Show, from the entries below, every line in which "Velg" appears.
[Start of Attachment]
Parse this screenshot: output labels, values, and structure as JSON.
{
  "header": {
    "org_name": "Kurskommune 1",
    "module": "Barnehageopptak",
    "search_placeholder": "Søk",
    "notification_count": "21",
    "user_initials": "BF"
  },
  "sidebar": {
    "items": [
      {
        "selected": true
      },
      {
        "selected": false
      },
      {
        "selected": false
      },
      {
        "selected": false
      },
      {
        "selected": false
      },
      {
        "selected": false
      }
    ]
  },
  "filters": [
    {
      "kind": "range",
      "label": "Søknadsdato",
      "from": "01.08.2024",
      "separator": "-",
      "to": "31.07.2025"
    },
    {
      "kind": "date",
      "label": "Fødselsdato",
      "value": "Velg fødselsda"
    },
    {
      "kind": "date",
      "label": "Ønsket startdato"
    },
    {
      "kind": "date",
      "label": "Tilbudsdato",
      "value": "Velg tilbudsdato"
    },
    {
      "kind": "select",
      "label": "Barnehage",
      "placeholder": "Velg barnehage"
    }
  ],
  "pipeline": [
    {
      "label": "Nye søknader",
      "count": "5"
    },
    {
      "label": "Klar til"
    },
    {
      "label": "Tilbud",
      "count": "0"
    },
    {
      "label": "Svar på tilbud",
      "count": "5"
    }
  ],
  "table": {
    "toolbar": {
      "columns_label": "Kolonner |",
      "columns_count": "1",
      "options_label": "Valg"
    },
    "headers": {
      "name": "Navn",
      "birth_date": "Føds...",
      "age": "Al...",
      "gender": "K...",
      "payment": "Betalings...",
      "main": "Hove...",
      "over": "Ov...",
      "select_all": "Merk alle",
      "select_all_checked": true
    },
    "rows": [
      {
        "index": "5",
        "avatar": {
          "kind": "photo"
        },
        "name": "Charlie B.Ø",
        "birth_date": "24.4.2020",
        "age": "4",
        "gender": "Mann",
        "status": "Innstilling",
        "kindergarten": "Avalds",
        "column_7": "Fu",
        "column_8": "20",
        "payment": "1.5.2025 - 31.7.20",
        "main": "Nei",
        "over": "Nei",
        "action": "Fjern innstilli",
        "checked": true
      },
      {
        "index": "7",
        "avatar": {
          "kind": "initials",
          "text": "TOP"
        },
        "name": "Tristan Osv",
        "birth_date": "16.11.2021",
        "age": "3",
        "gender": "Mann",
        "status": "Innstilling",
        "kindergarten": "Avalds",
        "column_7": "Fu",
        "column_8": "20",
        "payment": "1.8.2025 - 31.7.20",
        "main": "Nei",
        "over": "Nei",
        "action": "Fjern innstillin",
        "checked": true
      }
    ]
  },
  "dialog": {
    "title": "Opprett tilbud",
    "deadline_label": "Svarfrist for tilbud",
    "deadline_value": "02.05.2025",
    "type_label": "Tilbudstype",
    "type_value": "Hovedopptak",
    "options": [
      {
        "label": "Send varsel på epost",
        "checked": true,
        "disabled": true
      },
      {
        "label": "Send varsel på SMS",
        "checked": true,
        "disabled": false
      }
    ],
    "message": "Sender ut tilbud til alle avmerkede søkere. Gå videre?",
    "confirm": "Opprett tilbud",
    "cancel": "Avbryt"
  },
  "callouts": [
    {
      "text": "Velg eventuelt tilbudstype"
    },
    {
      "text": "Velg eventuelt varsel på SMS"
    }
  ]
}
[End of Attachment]
== Answer space ==
      "value": "Velg fødselsda"
      "value": "Velg tilbudsdato"
      "placeholder": "Velg barnehage"
      "text": "Velg eventuelt tilbudstype"
      "text": "Velg eventuelt varsel på SMS"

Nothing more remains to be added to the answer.